Of course everyone to some extent has experienced anxiety and/or depression, but do people recognize to which degree those feelings must escalate to be considered a mental illness or disorder? To those who have actually been diagnosed with a mental illness, such as major depression, these what may seem as innocent, open, and accepting comments and posts may be considered offensive and insensitive. While people may not realize their mistake in doing this harm is still done. Anxiety and depression are two of the most common mental illnesses that everyone may relate to, to a certain extent, making these feelings more easily accepted.
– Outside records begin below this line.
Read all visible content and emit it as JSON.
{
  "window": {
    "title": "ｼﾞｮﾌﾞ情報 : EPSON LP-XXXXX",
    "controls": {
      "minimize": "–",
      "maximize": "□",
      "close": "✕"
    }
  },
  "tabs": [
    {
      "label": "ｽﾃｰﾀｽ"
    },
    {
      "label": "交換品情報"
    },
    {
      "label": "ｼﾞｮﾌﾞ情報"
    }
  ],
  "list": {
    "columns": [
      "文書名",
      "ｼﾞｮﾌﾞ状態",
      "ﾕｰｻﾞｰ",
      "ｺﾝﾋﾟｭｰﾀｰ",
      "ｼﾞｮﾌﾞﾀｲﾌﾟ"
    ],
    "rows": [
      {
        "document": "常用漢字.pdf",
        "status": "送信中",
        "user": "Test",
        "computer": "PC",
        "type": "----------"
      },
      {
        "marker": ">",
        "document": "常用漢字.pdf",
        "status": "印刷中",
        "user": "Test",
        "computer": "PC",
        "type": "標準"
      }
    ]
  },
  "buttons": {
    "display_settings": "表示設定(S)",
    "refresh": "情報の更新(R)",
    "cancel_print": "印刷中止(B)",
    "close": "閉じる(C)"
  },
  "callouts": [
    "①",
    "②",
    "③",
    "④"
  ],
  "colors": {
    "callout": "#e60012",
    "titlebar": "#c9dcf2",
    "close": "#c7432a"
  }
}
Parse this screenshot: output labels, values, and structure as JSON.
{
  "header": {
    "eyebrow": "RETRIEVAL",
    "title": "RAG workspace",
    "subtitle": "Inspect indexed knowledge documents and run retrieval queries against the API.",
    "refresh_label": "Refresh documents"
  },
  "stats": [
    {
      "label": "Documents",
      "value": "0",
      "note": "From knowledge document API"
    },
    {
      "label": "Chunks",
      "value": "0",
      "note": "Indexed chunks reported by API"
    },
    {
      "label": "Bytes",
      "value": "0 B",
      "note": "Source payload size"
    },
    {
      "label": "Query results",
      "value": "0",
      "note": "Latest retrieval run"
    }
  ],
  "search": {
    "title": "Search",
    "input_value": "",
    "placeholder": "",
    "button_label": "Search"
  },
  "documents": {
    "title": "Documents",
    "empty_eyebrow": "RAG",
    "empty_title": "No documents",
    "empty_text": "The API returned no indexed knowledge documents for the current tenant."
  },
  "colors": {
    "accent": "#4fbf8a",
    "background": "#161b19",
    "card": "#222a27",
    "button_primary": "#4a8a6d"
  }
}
However, there is a line where the sane and mentally unstable do not see eye to eye and all compassion is lost. The common misconception that one's feelings and resulting actions are a choice and the person is simply choosing to have the disorder in fact contradicts the definition of a mental disorder itself. In order for a mental illness to be diagnosed, a key factor is that the subject lacks control. Because let's be honest, who would choose the life of the mentally ill?

However the world is a deceptive place. From personal experience, I may say a girl in my high school class attempted suicide in the washroom. Students were asked to remain seated in their current class while she was carried unconscious on a stretcher into an ambulance. I will admit these events shook me to the core considering my experience and past with mental illness. However my classmates had quite the different opinion to voice. Comments ranged from "She did it for attention." to " Couldn't she have waited until we had all gone home and not wasted my time?" and "I saw this so many times in the hospital it doesn't even phase me anymore, it's no big deal, people try to kill themselves all the time." I was disgusted. That poor poor girl. I'm sorry to inform you but this girl did not exit the building near dead for attention, and did not switch schools after being released from the hospital so you would send her your opinions. That was the day that I realized the world had simply only been pretending to be accepting of mental illness.

Of course, it's difficult to accept something you can't understand and may be frightened of. This is what makes accepting bipolar disorder that much more difficult. Unlike anxiety and depression, bipolar disorder encompasses feelings, thoughts, and actions that your average person most likely does not experience or comprehend. Speaking from personal experience even I may admit that before being diagnosed with psychotic rapid cycling bipolar disorder, I too had stigma against bipolar that I hadn't been aware of.

So what is stigma? Stigma is a predetermined belief or opinion of something that surrounds the topic. It is typically very judgmental and most likely false. So you could say when the diagnosis came off my psychologist's lips I was more than surprised. We as a society have set up a false security blanket that in the end will result in more damage than good. The struggle of humanity will forever be to accept what we do not know. While this may be our weakness as well as our strength, as we strive to learn more, we could learn a thing or two from the compassion animals express each and everyday. The new generation may hold their heads high above past generations but in order to ever achieve true success the people of the twenty-first century must see past their achievements and see what still needs to be done.

How do you feel the new generation's accepting attitude is impacting society?

See results

Comments

    0 of 8192 characters used
    Post Comment

    • denise.w.anderson profile image

      Denise W Anderson 17 months ago from Bismarck, North Dakota

      The new generation may be much more accepting of mental health issues, but we still do no know what to do with them. Just like a fast moving cancer, the word "cancer" or "mental illness" still sends the same message. It is something we don't understand if we have not experienced it, therefore, we shudder when it is mentioned. You are right in that mental health terms are becoming the "new slang." We readily say we are depressed when we are sad, and that we are anxious when we are nervous about something. And yet, when someone has a severe mental illness, they act differently, and we are not sure what to do, therefore we shy away from them.